For my birthday last week, Mrs. 1st Sgt really nailed it by tracking down a Maine antique dealer and getting me these wonderful items as gifts. I attempted to take as high a resolution scan as I could should anyone want to reproduce them for their impression. These fun pieces of history also came from the seller with detailed histories explaining the items.
The hand endorsed Sanford, Maine bank note depicts the well known textile industry around the area. That industry certainly played an important role in the war effort Due to inflation, bank notes were often seen as more reliable and could have been found in a soldier's pocket on the front lines. A soldier could redeem them at the bank, say, if they went home for furlough. The note measures 6 3/4" x 1 13/16".
The next image, the pasteboard box measures 3 1/4" x 3 1/4" x 1 1/16". It's wrapped in white paper with what looks like a textured surface with red borders. J.A. Merrill was Portland's largest military and society goods dealer The label measures 2 1/8" wide by 1 9/16".
The final item is something I really enjoyed learning about. It is a bounty loan coupon from Parsonfield. The recruiting quotas and the draft in Maine caused great strains as much of it's economy needed able bodied men to cut trees, fish, and farm. To help town leaders meet the burdensome recruiting quotas, towns would often raise funds to host their own enlistment bounties to encourage people to join the army. For the many towns strapped for cash they would get loans from banks to issue bonds. A soldier could get his bounty coupon and cash it in when it matured. This example matured in 1866 which would mean it was issued in 1864. This delicate piece of history measures 2 3/4" x 1 1/8".

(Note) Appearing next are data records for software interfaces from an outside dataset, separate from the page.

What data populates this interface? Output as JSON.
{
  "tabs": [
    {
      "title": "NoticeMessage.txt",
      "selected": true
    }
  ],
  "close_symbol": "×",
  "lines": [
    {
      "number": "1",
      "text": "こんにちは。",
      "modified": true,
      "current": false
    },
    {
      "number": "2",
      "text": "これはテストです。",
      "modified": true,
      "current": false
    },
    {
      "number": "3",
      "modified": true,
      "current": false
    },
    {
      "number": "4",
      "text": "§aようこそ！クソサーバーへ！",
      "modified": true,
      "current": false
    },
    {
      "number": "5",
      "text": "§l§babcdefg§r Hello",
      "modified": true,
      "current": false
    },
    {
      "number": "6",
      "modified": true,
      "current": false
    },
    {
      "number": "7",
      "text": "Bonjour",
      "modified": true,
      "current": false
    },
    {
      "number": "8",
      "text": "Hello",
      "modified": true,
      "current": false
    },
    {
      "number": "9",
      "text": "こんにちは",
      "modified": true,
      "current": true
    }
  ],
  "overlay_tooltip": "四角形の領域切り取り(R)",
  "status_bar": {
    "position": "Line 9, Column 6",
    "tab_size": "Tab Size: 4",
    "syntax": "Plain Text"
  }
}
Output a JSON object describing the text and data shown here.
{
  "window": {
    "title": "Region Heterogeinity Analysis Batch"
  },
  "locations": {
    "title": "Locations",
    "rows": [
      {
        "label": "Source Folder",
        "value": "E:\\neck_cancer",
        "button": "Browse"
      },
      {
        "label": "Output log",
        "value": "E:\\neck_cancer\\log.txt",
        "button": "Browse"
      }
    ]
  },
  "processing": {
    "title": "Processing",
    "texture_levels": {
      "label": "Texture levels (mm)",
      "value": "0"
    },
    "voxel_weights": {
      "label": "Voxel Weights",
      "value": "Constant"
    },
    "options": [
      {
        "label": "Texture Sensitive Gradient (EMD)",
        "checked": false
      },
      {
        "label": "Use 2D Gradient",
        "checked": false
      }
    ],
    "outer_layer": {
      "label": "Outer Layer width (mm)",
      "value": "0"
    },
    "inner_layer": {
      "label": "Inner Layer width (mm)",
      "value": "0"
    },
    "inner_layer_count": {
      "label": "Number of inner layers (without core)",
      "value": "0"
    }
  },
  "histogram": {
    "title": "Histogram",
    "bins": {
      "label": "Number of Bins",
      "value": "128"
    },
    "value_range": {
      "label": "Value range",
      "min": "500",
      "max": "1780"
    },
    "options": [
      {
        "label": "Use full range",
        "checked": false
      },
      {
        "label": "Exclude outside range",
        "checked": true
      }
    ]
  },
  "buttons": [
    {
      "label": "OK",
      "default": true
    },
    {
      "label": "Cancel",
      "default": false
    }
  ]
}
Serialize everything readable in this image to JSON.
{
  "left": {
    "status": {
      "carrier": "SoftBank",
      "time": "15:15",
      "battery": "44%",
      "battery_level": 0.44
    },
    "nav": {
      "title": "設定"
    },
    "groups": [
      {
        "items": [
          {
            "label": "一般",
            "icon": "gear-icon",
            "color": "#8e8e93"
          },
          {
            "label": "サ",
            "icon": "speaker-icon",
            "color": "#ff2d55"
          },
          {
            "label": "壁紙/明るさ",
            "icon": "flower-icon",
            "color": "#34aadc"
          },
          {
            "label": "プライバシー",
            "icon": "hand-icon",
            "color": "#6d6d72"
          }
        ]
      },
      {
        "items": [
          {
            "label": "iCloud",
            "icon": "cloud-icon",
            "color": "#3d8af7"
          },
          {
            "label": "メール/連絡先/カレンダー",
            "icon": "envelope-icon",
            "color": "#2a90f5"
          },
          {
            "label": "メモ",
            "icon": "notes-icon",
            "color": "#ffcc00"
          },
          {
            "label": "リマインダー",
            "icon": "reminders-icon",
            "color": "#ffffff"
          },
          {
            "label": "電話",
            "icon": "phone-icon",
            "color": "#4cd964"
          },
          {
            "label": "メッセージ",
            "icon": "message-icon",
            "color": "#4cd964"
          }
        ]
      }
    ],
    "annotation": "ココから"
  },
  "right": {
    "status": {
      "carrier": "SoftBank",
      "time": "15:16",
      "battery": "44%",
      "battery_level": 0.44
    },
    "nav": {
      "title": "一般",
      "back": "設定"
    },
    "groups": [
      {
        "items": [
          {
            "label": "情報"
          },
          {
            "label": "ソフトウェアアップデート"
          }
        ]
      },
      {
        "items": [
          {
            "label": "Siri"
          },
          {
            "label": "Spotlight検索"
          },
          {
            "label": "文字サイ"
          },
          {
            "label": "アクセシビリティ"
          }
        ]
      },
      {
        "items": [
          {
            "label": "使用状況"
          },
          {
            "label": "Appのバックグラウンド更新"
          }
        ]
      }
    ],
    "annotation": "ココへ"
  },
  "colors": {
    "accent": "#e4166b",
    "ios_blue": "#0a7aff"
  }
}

If you portray a soldier from a Maine unit like Company D, it wouldn't be surprising to have any one of these items on you. I plan on displaying the originals with the rest of my antiques collection but certainly plan on recreating them for use in reenacting. These simple but wonderful items are great reminders to us researchers to expand our study for soldier artifacts back to the hometowns. Soldiers took items from home with them and regularly received care packages from friends and loved ones. Personal and local items like these I feel are underrepresented in the hobby where too many people fixate only on issued military equipment. I hope these help to inspire your future research. If you do plan on recreating these and have further questions, let us know on Facebook.